The movie bounces back and forth between two stories: on the one hand, it tells the story of Julia Child living in France in the 1950s and learning to cook at the Cordon Bleu academy and writing the book that made her famous, Mastering the Art of French Cooking. This part of the movie is based on Child's book, My Life in France. On the other hand, it tells the story of Julie Powell, a cube-farm-dwelling 30-year-old in 2002, who blogged her experience cooking her way through all of the recipes in the aforementioned Mastering the Art of French Cooking.

While Amy Adams (who plays Julie Powell) is cute and her half of the movie gives modern audiences something to relate to, the film belongs to Streep and her portrayal of Child. This is unavoidable, though, as you have Streep - an experienced and indisputable master of her craft - compared with Adams, a much younger and less experienced Hollywood "cute" actress. And this parallels the roles they play - Child, a brilliant chef who changed the face of American cooking, versus Powell, a blogger who got a book deal during the blog-to-book-deal craze that swept up this guy but inexplicably missed me and the other authors of the awesomest blog ever, Billy Ocean, Student Council Treasurer.

What it boils down to is that I could have watched a whole movie of Streep playing Child; the same could not be said of Adams playing Powell. The "modern" half of the movie doesn't detract from the film, but it doesn't add anything either.

But guys, if your woman wants you to go see this, it won't be unbearable. Go, make her happy. And hopefully you're like me and have a woman who is also a sci-fi buff and really wants to go see District 9 as well.

(Also, if you're looking forward to District 9, but haven't seen the director's short Alive in Joburg that inspired District 9, check it out now - plus his other short Tetra Vaal)

Wednesday, August 12, 2009

Wednesday Wacko: Philip Schneider

This one was brought to my attention via Metafilter. Philip Schnieder claimed to have worked as an engineer on secret underground bases in New Mexico. He died of a stroke in 1996, but hsi fellow UFO conspiracy nuts claim he was murdered because he was revealing information about the government's secret relationship with aliens.
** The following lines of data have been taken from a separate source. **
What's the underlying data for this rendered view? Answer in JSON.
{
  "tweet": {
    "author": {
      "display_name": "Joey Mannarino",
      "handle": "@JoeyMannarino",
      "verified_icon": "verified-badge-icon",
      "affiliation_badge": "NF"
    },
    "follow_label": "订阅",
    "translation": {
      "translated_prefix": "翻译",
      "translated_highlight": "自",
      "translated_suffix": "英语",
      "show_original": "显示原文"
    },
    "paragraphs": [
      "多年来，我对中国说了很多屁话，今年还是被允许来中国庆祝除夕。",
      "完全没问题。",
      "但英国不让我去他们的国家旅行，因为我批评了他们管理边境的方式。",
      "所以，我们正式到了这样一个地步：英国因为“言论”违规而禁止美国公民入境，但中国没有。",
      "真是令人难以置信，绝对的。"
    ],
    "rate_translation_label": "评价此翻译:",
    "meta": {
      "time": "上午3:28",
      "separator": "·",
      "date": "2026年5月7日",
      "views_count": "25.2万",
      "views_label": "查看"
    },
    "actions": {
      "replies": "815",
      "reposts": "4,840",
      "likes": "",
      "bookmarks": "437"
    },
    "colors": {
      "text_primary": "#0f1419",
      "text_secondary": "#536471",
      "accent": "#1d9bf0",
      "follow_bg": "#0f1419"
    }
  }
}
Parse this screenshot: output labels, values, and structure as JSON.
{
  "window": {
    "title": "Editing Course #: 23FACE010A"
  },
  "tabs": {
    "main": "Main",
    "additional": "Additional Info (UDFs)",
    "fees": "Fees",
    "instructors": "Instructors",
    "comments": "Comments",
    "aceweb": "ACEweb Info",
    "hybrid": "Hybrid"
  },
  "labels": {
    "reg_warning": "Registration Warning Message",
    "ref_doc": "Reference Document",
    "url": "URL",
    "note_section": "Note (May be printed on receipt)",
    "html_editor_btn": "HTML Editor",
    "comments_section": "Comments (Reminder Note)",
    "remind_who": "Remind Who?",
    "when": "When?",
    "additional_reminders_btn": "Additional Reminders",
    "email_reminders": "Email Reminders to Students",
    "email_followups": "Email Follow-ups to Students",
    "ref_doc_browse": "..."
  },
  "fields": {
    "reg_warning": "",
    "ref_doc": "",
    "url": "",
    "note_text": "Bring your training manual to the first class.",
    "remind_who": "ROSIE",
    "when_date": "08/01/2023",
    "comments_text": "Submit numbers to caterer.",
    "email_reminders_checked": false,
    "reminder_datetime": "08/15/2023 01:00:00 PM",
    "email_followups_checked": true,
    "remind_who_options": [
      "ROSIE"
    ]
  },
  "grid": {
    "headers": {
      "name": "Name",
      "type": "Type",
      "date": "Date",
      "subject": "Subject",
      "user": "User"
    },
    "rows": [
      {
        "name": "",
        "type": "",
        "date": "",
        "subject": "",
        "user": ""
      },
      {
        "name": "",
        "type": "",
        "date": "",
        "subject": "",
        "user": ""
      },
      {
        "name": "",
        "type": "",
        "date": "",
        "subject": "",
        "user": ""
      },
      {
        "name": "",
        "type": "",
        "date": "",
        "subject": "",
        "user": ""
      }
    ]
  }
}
Despite the fact that he also claimed the government was at war with the aliens, apparently underground:

Wednesday, August 05, 2009
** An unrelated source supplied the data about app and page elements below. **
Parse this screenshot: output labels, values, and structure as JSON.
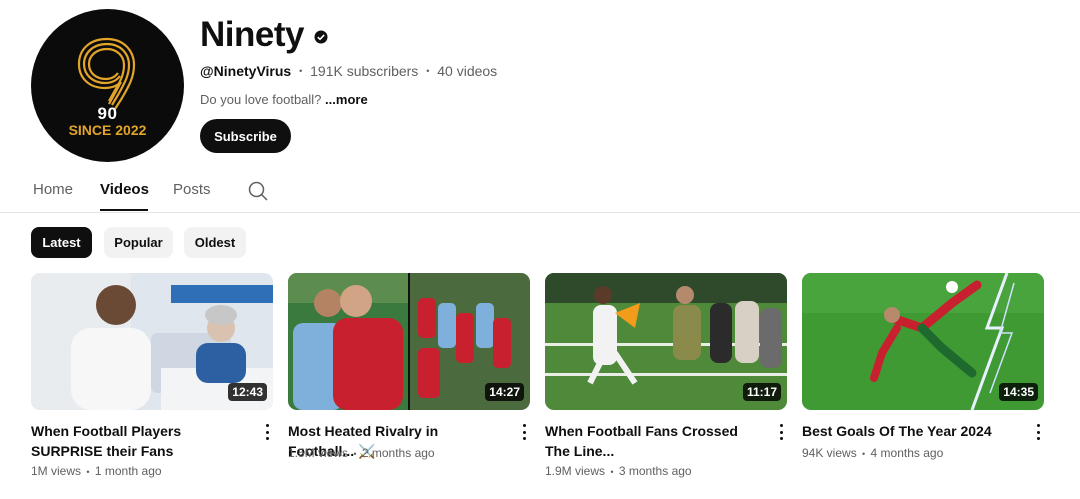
{
  "channel": {
    "name": "Ninety",
    "handle": "@NinetyVirus",
    "subscribers": "191K subscribers",
    "video_count": "40 videos",
    "description": "Do you love football?",
    "more_label": "...more",
    "subscribe_label": "Subscribe",
    "avatar": {
      "number": "90",
      "since": "SINCE 2022",
      "accent": "#e2a52a"
    }
  },
  "tabs": [
    {
      "label": "Home",
      "active": false
    },
    {
      "label": "Videos",
      "active": true
    },
    {
      "label": "Posts",
      "active": false
    }
  ],
  "filters": [
    {
      "label": "Latest",
      "active": true
    },
    {
      "label": "Popular",
      "active": false
    },
    {
      "label": "Oldest",
      "active": false
    }
  ],
  "videos": [
    {
      "title": "When Football Players SURPRISE their Fans",
      "duration": "12:43",
      "views": "1M views",
      "age": "1 month ago"
    },
    {
      "title": "Most Heated Rivalry in Football... ⚔️",
      "duration": "14:27",
      "views": "1.5M views",
      "age": "2 months ago"
    },
    {
      "title": "When Football Fans Crossed The Line...",
      "duration": "11:17",
      "views": "1.9M views",
      "age": "3 months ago"
    },
    {
      "title": "Best Goals Of The Year 2024",
      "duration": "14:35",
      "views": "94K views",
      "age": "4 months ago"
    }
  ],
  "separator": "•"
}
What is "Cognitive Dissonance," Alex?

From today's Politics section on

And then from today's Business section on